A family’s gift of expression
Stefan Smith works in reinsurance but finds it near impossible to stay away from a camera.
His younger brother Micrae is a graphic artist, having decided years ago to give in to the inevitable.
Look for their work in a display now on at City Hall. ArtSmiths:#Four is the fourth joint exhibit the brothers and their father, the respected artist and Bermuda College professor Edwin Smith, have held at the Bermuda Society of Arts.
“It's been ten years since the last one and it seemed a natural time to do another one,” said Stefan, 29. “Since it has been so long it's hard to compare, but I want to say I think this one is the best.”
There are 19 pieces on exhibit. The collective includes Stefan's photographs of cloud formations and two and three-dimensional pieces Micrae created using paper handmade from plant and discarded materials.
Their father's monochromatic paintings, which address various social issues, are also on display.
“We spent our early years in Savannah, Georgia while my dad was in school and the arts have always been a big part of our lives,” said Stefan, a risk analyst at Ariel Reinsurance Ltd.
“I don't think we really had a choice about it. Just being in the house since day one, growing up with an artist father, was enough to get us interested. [Despite that] I was never interested in pursuing art as a career.
“I'm a catastrophe modeller, it's all numbers and statistics based. Part of the reason was that I didn't like thinking of photography as a job because I enjoy it.”
Most weekends he's out with a camera in hand.
“It's a real stress reliever. I can go for a walk and capture images I appreciate and I like the process of it. I decided, for this show, to use my iPhone just because you're never too far from it so you take most photos with it. I don't think, if you saw the pieces, you would immediately [realise I'd used an iPhone].”

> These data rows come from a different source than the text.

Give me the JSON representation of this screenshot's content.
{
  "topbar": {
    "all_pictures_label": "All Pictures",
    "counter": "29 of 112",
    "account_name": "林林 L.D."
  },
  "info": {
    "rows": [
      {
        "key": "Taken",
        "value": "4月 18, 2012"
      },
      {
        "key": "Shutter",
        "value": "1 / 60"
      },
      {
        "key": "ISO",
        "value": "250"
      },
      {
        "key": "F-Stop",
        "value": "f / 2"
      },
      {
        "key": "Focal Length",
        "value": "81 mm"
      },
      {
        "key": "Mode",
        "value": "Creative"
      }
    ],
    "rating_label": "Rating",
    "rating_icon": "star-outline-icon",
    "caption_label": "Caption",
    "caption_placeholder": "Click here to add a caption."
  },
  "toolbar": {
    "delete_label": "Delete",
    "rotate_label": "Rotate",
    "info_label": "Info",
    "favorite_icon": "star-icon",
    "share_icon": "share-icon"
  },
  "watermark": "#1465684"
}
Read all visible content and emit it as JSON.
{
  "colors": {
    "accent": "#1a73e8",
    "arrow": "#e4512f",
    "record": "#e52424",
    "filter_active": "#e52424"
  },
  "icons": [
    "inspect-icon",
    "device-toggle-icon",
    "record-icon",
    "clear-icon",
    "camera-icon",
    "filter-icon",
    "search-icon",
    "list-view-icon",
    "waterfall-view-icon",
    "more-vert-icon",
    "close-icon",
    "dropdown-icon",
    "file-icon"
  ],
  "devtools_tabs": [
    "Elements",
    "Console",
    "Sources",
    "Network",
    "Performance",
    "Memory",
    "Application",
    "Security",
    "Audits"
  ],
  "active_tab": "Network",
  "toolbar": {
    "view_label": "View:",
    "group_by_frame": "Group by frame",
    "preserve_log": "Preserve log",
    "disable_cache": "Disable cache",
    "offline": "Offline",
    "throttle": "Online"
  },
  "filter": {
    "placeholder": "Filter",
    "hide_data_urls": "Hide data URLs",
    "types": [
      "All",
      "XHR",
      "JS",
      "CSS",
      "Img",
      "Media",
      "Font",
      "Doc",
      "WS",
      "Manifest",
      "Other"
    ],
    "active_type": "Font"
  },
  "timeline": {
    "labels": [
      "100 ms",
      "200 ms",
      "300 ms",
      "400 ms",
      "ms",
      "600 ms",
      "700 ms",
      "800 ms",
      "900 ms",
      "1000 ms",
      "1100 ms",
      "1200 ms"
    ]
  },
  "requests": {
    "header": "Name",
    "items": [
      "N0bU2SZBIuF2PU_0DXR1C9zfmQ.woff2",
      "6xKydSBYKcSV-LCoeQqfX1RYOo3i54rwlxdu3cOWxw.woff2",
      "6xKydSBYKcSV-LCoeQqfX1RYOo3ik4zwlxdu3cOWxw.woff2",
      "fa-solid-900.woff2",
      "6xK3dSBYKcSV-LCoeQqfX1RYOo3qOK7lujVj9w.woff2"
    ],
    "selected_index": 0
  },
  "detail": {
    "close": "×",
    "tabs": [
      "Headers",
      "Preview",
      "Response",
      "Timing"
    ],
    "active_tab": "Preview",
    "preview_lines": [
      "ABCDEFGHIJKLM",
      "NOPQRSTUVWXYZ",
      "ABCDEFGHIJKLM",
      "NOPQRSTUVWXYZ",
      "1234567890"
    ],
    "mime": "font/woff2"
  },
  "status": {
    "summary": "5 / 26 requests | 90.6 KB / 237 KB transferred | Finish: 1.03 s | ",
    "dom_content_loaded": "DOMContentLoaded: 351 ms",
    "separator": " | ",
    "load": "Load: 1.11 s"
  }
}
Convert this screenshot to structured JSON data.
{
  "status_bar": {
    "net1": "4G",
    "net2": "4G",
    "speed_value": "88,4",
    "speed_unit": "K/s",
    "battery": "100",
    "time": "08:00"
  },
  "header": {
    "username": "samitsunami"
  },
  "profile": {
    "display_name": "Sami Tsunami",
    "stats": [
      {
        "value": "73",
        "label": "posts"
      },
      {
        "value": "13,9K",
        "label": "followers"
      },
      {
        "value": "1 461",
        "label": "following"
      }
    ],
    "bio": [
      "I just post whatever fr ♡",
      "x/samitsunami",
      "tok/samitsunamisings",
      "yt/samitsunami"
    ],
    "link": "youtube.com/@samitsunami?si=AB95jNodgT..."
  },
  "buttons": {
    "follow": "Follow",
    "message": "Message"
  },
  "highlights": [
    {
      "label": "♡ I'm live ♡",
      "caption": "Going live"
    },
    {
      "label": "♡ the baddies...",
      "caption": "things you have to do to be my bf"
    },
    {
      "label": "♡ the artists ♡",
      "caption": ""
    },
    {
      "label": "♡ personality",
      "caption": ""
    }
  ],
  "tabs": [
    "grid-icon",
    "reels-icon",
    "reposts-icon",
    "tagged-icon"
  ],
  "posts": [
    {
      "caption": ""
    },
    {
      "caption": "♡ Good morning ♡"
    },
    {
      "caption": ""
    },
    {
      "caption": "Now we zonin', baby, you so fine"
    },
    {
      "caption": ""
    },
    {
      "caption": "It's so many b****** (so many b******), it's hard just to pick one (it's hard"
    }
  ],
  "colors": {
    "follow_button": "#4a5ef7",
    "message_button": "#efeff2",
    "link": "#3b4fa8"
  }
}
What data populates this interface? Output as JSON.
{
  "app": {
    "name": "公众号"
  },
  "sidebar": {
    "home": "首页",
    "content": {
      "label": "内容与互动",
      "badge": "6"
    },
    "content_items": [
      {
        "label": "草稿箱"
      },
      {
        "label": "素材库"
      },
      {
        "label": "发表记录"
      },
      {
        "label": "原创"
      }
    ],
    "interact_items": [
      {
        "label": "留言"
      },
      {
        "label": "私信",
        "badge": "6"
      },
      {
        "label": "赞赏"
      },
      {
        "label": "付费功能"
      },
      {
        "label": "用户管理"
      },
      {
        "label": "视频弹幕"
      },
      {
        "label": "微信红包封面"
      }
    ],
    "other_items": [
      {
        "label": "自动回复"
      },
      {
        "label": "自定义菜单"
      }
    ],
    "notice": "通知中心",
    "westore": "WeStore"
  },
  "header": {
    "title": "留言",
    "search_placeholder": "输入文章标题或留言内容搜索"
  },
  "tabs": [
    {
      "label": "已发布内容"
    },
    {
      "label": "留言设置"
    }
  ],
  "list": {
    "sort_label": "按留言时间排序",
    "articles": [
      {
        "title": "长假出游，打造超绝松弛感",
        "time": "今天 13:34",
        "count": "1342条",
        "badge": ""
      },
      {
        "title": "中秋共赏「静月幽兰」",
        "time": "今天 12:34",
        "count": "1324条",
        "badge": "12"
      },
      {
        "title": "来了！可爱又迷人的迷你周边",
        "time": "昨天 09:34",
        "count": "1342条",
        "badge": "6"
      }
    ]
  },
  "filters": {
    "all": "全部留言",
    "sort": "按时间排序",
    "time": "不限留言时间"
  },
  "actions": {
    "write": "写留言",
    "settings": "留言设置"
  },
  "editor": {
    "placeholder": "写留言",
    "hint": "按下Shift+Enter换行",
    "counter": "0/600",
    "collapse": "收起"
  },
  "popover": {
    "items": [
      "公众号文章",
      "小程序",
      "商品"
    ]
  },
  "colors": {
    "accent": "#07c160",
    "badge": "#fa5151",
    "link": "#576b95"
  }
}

Micrae, 27, returned to the island this summer after graduating with a bachelor of fine arts. Like his brother, he was initially against a career in the arts.
“When I was first leaving for school I wanted to do psychology,” he said. “I had a passion for art but didn't want to be compared with my father but everybody kept saying, ‘Why aren't you doing art? Clearly it's something you're good at and passionate about.'
“Eventually I realised they were right. And, at this point, it's not bad to be compared to somebody who does good work.
“Working with my hands is something I've always enjoyed. Because most of my work was graphic design and what I did in school was graphics, this exhibit was a way for me to step away from the computer screen.”
Their father's reputation as an artist never stopped the brothers from showing their own work.
“He's completely supportive of us,” said Stefan.
“I know he gave feedback on my pieces and it helped me with selection through his feedback.
“I trust his opinion and now, seeing the show up, it's more exciting than intimidating.”
Added Micrae: “It was just a natural progression of seeing [his work] and wanting to do our own versions of what we saw. I can definitely see how I've developed.”
ArtSmiths:#Four runs until October 11 at BSoA.
“We appreciate that the consideration of art is further informed by its context, and that, in this case, this includes the relationship of the artists,” the Smiths said.
“Our efforts reveal the value this family places in collaboration, personal creativity and the gift of expression through the visual arts.”